Here’s Ron Bailey:
Activists around the world chant the slogan that “water is a human right.” Yet more than a billion poor people in the world today lack access to safe drinking water. Twelve million of them die each year from drinking disease-contaminated water. Among things that would most benefit the world, safe, clean drinking water is clearly a high priority, as pointed out by the Copenhagen Consensus organized by skeptical environmentalist Bjorn Lomborg in 2004. … [Swedish analyst Fredrik] Segerfeldt shows that even imperfect privatization efforts have already successfully connected millions of poor people to relatively inexpensive water where government-funded efforts have failed. For example, before privatization in 1989, only 20 percent of urban dwellers the African nation of Guinea had access to safe drinking water; by 2001 70 percent did. The price of piped water increased from 15 cents per cubic meter to almost $1, but as Segerfeldt correctly notes, “before privatization the majority of Guineans had no access to mains water at all. They do now.
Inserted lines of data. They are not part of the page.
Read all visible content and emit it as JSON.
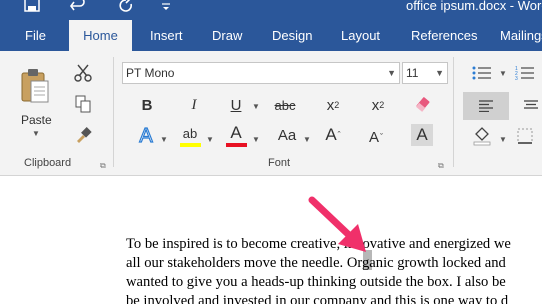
{
  "window": {
    "title": "office ipsum.docx - Word",
    "quick_access": [
      {
        "name": "save-icon",
        "glyph": "🖫"
      },
      {
        "name": "undo-icon",
        "glyph": "↶"
      },
      {
        "name": "redo-icon",
        "glyph": "↻"
      }
    ]
  },
  "tabs": [
    {
      "label": "File",
      "active": false
    },
    {
      "label": "Home",
      "active": true
    },
    {
      "label": "Insert",
      "active": false
    },
    {
      "label": "Draw",
      "active": false
    },
    {
      "label": "Design",
      "active": false
    },
    {
      "label": "Layout",
      "active": false
    },
    {
      "label": "References",
      "active": false
    },
    {
      "label": "Mailings",
      "active": false
    }
  ],
  "clipboard": {
    "paste_label": "Paste",
    "group_label": "Clipboard"
  },
  "font": {
    "family": "PT Mono",
    "size": "11",
    "group_label": "Font",
    "bold": "B",
    "italic": "I",
    "underline": "U",
    "strikethrough": "abc",
    "subscript": "x",
    "subscript_sub": "2",
    "superscript": "x",
    "superscript_sup": "2",
    "text_effects": "A",
    "highlight": "ab",
    "font_color": "A",
    "change_case": "Aa",
    "shading": "A",
    "highlight_color": "#ffff00",
    "font_color_value": "#e81123"
  },
  "colors": {
    "title_bar": "#2b579a",
    "ribbon": "#f3f3f3",
    "arrow": "#f0306a"
  },
  "document": {
    "lines": [
      "To be inspired is to become creative, innovative and energized we",
      "all our stakeholders move the needle. Organic growth locked and",
      "wanted to give you a heads-up thinking outside the box.  I also be",
      "be involved and invested in our company and this is one way to d"
    ]
  }
}
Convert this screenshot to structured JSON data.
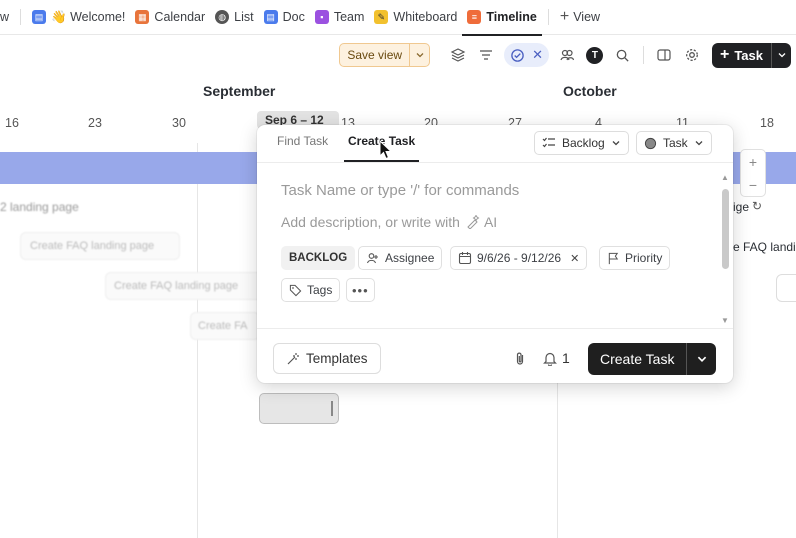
{
  "tabs": [
    {
      "label": "w",
      "icon": "",
      "color": ""
    },
    {
      "label": "👋 Welcome!",
      "icon": "doc-icon",
      "color": "#4b7bec"
    },
    {
      "label": "Calendar",
      "icon": "calendar-icon",
      "color": "#e8743b"
    },
    {
      "label": "List",
      "icon": "globe-icon",
      "color": "#555"
    },
    {
      "label": "Doc",
      "icon": "doc-icon",
      "color": "#4b7bec"
    },
    {
      "label": "Team",
      "icon": "team-icon",
      "color": "#9b51e0"
    },
    {
      "label": "Whiteboard",
      "icon": "whiteboard-icon",
      "color": "#f2c12e"
    },
    {
      "label": "Timeline",
      "icon": "timeline-icon",
      "color": "#ef6c3a",
      "active": true
    }
  ],
  "add_view_label": "View",
  "toolbar": {
    "save_view_label": "Save view",
    "avatar_initial": "T",
    "task_button_label": "Task"
  },
  "timeline": {
    "months": [
      "September",
      "October"
    ],
    "days": [
      "16",
      "23",
      "30",
      "13",
      "20",
      "27",
      "4",
      "11",
      "18"
    ],
    "current_week_label": "Sep 6 – 12",
    "ghost_items": [
      "2 landing page",
      "Create FAQ landing page",
      "Create FAQ landing page",
      "Create FA"
    ],
    "right_items": [
      "ige",
      "e FAQ landi"
    ],
    "band_color": "#98a8ea"
  },
  "popup": {
    "tabs": {
      "find": "Find Task",
      "create": "Create Task"
    },
    "list_select": "Backlog",
    "type_select": "Task",
    "name_placeholder": "Task Name or type '/' for commands",
    "desc_placeholder": "Add description, or write with",
    "ai_label": "AI",
    "status": "BACKLOG",
    "assignee": "Assignee",
    "dates": "9/6/26 - 9/12/26",
    "priority": "Priority",
    "tags": "Tags",
    "templates_label": "Templates",
    "notify_count": "1",
    "create_label": "Create Task"
  }
}
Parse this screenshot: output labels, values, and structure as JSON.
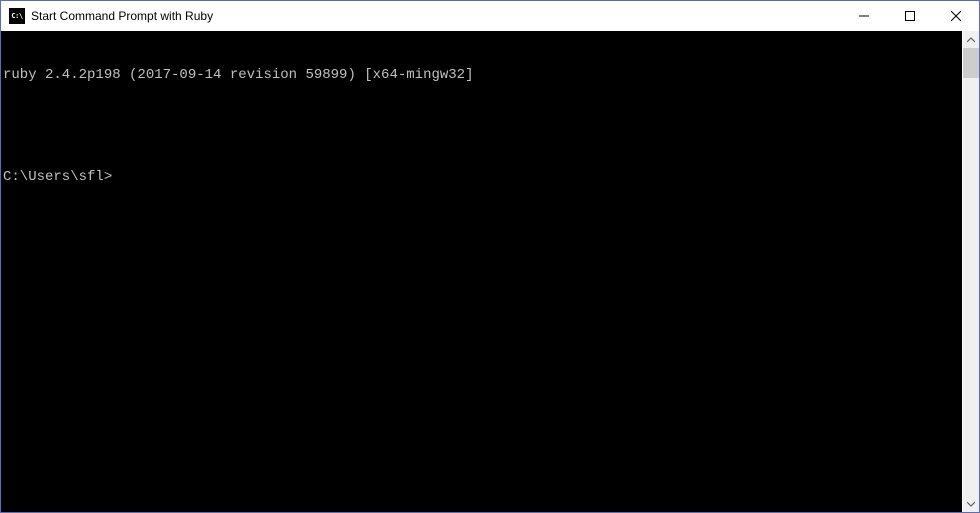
{
  "window": {
    "title": "Start Command Prompt with Ruby",
    "icon_label": "C:\\"
  },
  "terminal": {
    "lines": [
      "ruby 2.4.2p198 (2017-09-14 revision 59899) [x64-mingw32]",
      "",
      "C:\\Users\\sfl>"
    ]
  }
}
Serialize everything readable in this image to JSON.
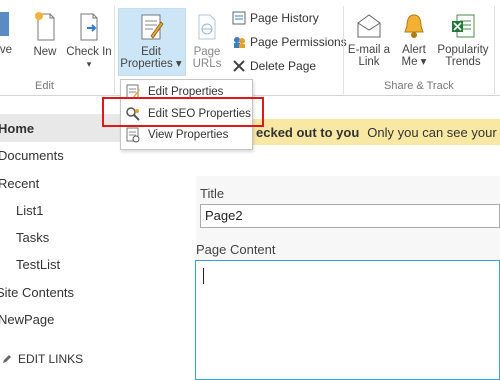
{
  "ribbon": {
    "save_label": "ve",
    "new_label": "New",
    "checkin_label": "Check In",
    "checkin_caret": "▾",
    "edit_group_label": "Edit",
    "edit_properties_label_1": "Edit",
    "edit_properties_label_2": "Properties ▾",
    "page_urls_label_1": "Page",
    "page_urls_label_2": "URLs",
    "page_history_label": "Page History",
    "page_permissions_label": "Page Permissions",
    "delete_page_label": "Delete Page",
    "email_link_label_1": "E-mail a",
    "email_link_label_2": "Link",
    "alert_me_label_1": "Alert",
    "alert_me_label_2": "Me ▾",
    "popularity_trends_label_1": "Popularity",
    "popularity_trends_label_2": "Trends",
    "share_track_group_label": "Share & Track"
  },
  "dropdown": {
    "items": [
      {
        "label": "Edit Properties",
        "icon": "edit-properties-icon"
      },
      {
        "label": "Edit SEO Properties",
        "icon": "seo-search-icon"
      },
      {
        "label": "View Properties",
        "icon": "view-properties-icon"
      }
    ]
  },
  "nav": {
    "items": [
      {
        "label": "Home"
      },
      {
        "label": "Documents"
      },
      {
        "label": "Recent"
      },
      {
        "label": "List1"
      },
      {
        "label": "Tasks"
      },
      {
        "label": "TestList"
      },
      {
        "label": "Site Contents"
      },
      {
        "label": "NewPage"
      }
    ],
    "edit_links_label": "EDIT LINKS"
  },
  "banner": {
    "bold_text": "ecked out to you",
    "message": "Only you can see your r"
  },
  "form": {
    "title_label": "Title",
    "title_value": "Page2",
    "page_content_label": "Page Content"
  },
  "colors": {
    "selected_button_bg": "#cde6f7",
    "banner_bg": "#f8e8a3",
    "highlight_border": "#e0181c",
    "editor_border": "#3e9ce4"
  }
}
[C]hild mortality fell 8 percent in the areas that privatized their water services and that the effect was largest (26 percent) in the poorest areas.
For more on water privatization, go here.